Data about app and page elements:
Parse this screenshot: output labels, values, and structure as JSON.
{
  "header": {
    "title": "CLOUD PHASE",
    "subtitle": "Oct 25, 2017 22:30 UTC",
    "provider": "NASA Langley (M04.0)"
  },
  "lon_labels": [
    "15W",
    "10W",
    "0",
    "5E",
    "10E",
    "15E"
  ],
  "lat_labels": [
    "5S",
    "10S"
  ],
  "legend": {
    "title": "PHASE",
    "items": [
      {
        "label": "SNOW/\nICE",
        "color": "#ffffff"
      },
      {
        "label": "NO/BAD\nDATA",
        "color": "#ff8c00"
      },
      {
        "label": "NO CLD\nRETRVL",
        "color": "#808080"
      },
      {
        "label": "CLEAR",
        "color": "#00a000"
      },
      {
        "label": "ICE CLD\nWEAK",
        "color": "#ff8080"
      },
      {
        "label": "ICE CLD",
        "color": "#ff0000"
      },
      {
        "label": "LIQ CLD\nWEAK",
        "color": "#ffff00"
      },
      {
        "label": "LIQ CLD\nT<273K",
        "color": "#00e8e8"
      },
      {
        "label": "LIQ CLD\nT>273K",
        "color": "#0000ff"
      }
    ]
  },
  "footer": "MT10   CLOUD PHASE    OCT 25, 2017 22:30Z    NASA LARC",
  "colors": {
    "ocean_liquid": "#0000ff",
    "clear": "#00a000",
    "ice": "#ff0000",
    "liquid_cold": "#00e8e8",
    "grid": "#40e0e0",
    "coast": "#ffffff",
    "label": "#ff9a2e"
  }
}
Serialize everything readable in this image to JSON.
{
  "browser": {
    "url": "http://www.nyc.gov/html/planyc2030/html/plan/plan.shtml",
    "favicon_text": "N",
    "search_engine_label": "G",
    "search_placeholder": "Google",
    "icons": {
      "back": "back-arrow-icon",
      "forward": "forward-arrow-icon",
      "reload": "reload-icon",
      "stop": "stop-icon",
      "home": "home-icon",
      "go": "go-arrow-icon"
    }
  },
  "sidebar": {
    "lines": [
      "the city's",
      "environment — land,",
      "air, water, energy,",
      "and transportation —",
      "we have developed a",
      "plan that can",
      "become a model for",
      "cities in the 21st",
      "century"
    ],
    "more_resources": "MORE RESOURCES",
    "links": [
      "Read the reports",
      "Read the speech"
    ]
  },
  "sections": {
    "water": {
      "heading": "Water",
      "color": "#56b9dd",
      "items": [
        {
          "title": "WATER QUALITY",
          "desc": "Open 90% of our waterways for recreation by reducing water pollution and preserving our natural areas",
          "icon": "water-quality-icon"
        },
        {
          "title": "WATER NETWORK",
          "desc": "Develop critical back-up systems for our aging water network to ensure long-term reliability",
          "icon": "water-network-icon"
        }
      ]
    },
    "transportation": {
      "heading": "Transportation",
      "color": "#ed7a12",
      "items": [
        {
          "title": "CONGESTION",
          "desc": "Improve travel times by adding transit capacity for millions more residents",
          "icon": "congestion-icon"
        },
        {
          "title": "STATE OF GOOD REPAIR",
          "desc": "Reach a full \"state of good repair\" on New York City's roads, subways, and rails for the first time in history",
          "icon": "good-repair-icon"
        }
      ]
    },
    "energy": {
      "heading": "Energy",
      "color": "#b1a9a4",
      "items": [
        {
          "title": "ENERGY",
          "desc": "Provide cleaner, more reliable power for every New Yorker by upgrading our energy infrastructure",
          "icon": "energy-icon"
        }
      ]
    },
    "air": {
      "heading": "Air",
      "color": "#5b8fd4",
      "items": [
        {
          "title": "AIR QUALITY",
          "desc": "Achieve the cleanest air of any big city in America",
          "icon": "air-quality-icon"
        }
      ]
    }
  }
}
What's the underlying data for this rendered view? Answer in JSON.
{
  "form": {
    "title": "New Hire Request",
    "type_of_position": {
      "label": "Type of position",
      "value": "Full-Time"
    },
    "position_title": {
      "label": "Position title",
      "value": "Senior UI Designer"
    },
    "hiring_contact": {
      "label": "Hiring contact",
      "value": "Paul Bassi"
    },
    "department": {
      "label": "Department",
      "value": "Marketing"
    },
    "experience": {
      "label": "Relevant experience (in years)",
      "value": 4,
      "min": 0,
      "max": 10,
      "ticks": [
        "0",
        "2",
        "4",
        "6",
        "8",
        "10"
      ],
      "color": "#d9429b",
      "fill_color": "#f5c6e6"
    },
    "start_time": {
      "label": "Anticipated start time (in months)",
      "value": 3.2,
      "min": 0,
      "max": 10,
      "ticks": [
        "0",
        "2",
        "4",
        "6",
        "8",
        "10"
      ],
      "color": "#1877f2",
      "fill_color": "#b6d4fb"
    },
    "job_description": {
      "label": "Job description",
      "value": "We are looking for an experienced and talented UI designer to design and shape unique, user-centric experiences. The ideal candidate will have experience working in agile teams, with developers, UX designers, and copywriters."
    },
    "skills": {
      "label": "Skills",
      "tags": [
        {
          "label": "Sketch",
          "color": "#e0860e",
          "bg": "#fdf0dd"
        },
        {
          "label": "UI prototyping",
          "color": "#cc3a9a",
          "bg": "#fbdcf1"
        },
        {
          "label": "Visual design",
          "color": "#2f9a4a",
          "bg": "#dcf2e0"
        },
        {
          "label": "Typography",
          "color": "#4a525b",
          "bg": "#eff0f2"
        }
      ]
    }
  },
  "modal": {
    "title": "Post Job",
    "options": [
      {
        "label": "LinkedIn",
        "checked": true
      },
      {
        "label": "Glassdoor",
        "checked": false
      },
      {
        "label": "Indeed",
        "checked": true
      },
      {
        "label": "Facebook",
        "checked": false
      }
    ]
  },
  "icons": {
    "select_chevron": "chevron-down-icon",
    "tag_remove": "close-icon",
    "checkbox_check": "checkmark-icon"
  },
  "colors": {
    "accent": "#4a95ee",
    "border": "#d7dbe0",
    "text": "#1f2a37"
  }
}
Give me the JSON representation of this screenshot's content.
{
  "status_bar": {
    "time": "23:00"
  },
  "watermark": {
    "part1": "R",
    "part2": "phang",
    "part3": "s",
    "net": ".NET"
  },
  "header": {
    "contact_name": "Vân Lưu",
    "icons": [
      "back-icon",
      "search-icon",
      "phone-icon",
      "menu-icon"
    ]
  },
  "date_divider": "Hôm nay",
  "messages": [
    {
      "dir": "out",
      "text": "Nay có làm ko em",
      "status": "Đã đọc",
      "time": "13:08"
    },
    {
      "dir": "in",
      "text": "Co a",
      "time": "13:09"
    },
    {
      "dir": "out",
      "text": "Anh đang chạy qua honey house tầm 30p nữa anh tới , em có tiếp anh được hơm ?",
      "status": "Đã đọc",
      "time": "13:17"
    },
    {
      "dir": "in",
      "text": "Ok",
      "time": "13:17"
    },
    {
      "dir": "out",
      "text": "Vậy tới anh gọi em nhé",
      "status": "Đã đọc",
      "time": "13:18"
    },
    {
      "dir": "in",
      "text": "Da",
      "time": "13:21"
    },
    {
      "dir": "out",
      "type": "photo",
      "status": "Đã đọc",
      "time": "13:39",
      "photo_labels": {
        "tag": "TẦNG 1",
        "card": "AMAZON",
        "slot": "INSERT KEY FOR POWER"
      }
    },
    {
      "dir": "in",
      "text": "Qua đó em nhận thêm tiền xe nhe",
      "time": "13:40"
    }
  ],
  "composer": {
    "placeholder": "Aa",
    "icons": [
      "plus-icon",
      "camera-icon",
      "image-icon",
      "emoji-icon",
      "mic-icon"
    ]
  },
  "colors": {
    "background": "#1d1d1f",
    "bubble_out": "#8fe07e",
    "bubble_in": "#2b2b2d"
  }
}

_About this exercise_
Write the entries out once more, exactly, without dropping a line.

_Task solution_
Parse this screenshot: output labels, values, and structure as JSON.
{
  "header": {
    "title": "CLOUD PHASE",
    "subtitle": "Oct 25, 2017 22:30 UTC",
    "provider": "NASA Langley (M04.0)"
  },
  "lon_labels": [
    "15W",
    "10W",
    "0",
    "5E",
    "10E",
    "15E"
  ],
  "lat_labels": [
    "5S",
    "10S"
  ],
  "legend": {
    "title": "PHASE",
    "items": [
      {
        "label": "SNOW/\nICE",
        "color": "#ffffff"
      },
      {
        "label": "NO/BAD\nDATA",
        "color": "#ff8c00"
      },
      {
        "label": "NO CLD\nRETRVL",
        "color": "#808080"
      },
      {
        "label": "CLEAR",
        "color": "#00a000"
      },
      {
        "label": "ICE CLD\nWEAK",
        "color": "#ff8080"
      },
      {
        "label": "ICE CLD",
        "color": "#ff0000"
      },
      {
        "label": "LIQ CLD\nWEAK",
        "color": "#ffff00"
      },
      {
        "label": "LIQ CLD\nT<273K",
        "color": "#00e8e8"
      },
      {
        "label": "LIQ CLD\nT>273K",
        "color": "#0000ff"
      }
    ]
  },
  "footer": "MT10   CLOUD PHASE    OCT 25, 2017 22:30Z    NASA LARC",
  "colors": {
    "ocean_liquid": "#0000ff",
    "clear": "#00a000",
    "ice": "#ff0000",
    "liquid_cold": "#00e8e8",
    "grid": "#40e0e0",
    "coast": "#ffffff",
    "label": "#ff9a2e"
  }
}
Serialize everything readable in this image to JSON.
{
  "browser": {
    "url": "http://www.nyc.gov/html/planyc2030/html/plan/plan.shtml",
    "favicon_text": "N",
    "search_engine_label": "G",
    "search_placeholder": "Google",
    "icons": {
      "back": "back-arrow-icon",
      "forward": "forward-arrow-icon",
      "reload": "reload-icon",
      "stop": "stop-icon",
      "home": "home-icon",
      "go": "go-arrow-icon"
    }
  },
  "sidebar": {
    "lines": [
      "the city's",
      "environment — land,",
      "air, water, energy,",
      "and transportation —",
      "we have developed a",
      "plan that can",
      "become a model for",
      "cities in the 21st",
      "century"
    ],
    "more_resources": "MORE RESOURCES",
    "links": [
      "Read the reports",
      "Read the speech"
    ]
  },
  "sections": {
    "water": {
      "heading": "Water",
      "color": "#56b9dd",
      "items": [
        {
          "title": "WATER QUALITY",
          "desc": "Open 90% of our waterways for recreation by reducing water pollution and preserving our natural areas",
          "icon": "water-quality-icon"
        },
        {
          "title": "WATER NETWORK",
          "desc": "Develop critical back-up systems for our aging water network to ensure long-term reliability",
          "icon": "water-network-icon"
        }
      ]
    },
    "transportation": {
      "heading": "Transportation",
      "color": "#ed7a12",
      "items": [
        {
          "title": "CONGESTION",
          "desc": "Improve travel times by adding transit capacity for millions more residents",
          "icon": "congestion-icon"
        },
        {
          "title": "STATE OF GOOD REPAIR",
          "desc": "Reach a full \"state of good repair\" on New York City's roads, subways, and rails for the first time in history",
          "icon": "good-repair-icon"
        }
      ]
    },
    "energy": {
      "heading": "Energy",
      "color": "#b1a9a4",
      "items": [
        {
          "title": "ENERGY",
          "desc": "Provide cleaner, more reliable power for every New Yorker by upgrading our energy infrastructure",
          "icon": "energy-icon"
        }
      ]
    },
    "air": {
      "heading": "Air",
      "color": "#5b8fd4",
      "items": [
        {
          "title": "AIR QUALITY",
          "desc": "Achieve the cleanest air of any big city in America",
          "icon": "air-quality-icon"
        }
      ]
    }
  }
}
What's the underlying data for this rendered view? Answer in JSON.
{
  "form": {
    "title": "New Hire Request",
    "type_of_position": {
      "label": "Type of position",
      "value": "Full-Time"
    },
    "position_title": {
      "label": "Position title",
      "value": "Senior UI Designer"
    },
    "hiring_contact": {
      "label": "Hiring contact",
      "value": "Paul Bassi"
    },
    "department": {
      "label": "Department",
      "value": "Marketing"
    },
    "experience": {
      "label": "Relevant experience (in years)",
      "value": 4,
      "min": 0,
      "max": 10,
      "ticks": [
        "0",
        "2",
        "4",
        "6",
        "8",
        "10"
      ],
      "color": "#d9429b",
      "fill_color": "#f5c6e6"
    },
    "start_time": {
      "label": "Anticipated start time (in months)",
      "value": 3.2,
      "min": 0,
      "max": 10,
      "ticks": [
        "0",
        "2",
        "4",
        "6",
        "8",
        "10"
      ],
      "color": "#1877f2",
      "fill_color": "#b6d4fb"
    },
    "job_description": {
      "label": "Job description",
      "value": "We are looking for an experienced and talented UI designer to design and shape unique, user-centric experiences. The ideal candidate will have experience working in agile teams, with developers, UX designers, and copywriters."
    },
    "skills": {
      "label": "Skills",
      "tags": [
        {
          "label": "Sketch",
          "color": "#e0860e",
          "bg": "#fdf0dd"
        },
        {
          "label": "UI prototyping",
          "color": "#cc3a9a",
          "bg": "#fbdcf1"
        },
        {
          "label": "Visual design",
          "color": "#2f9a4a",
          "bg": "#dcf2e0"
        },
        {
          "label": "Typography",
          "color": "#4a525b",
          "bg": "#eff0f2"
        }
      ]
    }
  },
  "modal": {
    "title": "Post Job",
    "options": [
      {
        "label": "LinkedIn",
        "checked": true
      },
      {
        "label": "Glassdoor",
        "checked": false
      },
      {
        "label": "Indeed",
        "checked": true
      },
      {
        "label": "Facebook",
        "checked": false
      }
    ]
  },
  "icons": {
    "select_chevron": "chevron-down-icon",
    "tag_remove": "close-icon",
    "checkbox_check": "checkmark-icon"
  },
  "colors": {
    "accent": "#4a95ee",
    "border": "#d7dbe0",
    "text": "#1f2a37"
  }
}
Give me the JSON representation of this screenshot's content.
{
  "status_bar": {
    "time": "23:00"
  },
  "watermark": {
    "part1": "R",
    "part2": "phang",
    "part3": "s",
    "net": ".NET"
  },
  "header": {
    "contact_name": "Vân Lưu",
    "icons": [
      "back-icon",
      "search-icon",
      "phone-icon",
      "menu-icon"
    ]
  },
  "date_divider": "Hôm nay",
  "messages": [
    {
      "dir": "out",
      "text": "Nay có làm ko em",
      "status": "Đã đọc",
      "time": "13:08"
    },
    {
      "dir": "in",
      "text": "Co a",
      "time": "13:09"
    },
    {
      "dir": "out",
      "text": "Anh đang chạy qua honey house tầm 30p nữa anh tới , em có tiếp anh được hơm ?",
      "status": "Đã đọc",
      "time": "13:17"
    },
    {
      "dir": "in",
      "text": "Ok",
      "time": "13:17"
    },
    {
      "dir": "out",
      "text": "Vậy tới anh gọi em nhé",
      "status": "Đã đọc",
      "time": "13:18"
    },
    {
      "dir": "in",
      "text": "Da",
      "time": "13:21"
    },
    {
      "dir": "out",
      "type": "photo",
      "status": "Đã đọc",
      "time": "13:39",
      "photo_labels": {
        "tag": "TẦNG 1",
        "card": "AMAZON",
        "slot": "INSERT KEY FOR POWER"
      }
    },
    {
      "dir": "in",
      "text": "Qua đó em nhận thêm tiền xe nhe",
      "time": "13:40"
    }
  ],
  "composer": {
    "placeholder": "Aa",
    "icons": [
      "plus-icon",
      "camera-icon",
      "image-icon",
      "emoji-icon",
      "mic-icon"
    ]
  },
  "colors": {
    "background": "#1d1d1f",
    "bubble_out": "#8fe07e",
    "bubble_in": "#2b2b2d"
  }
}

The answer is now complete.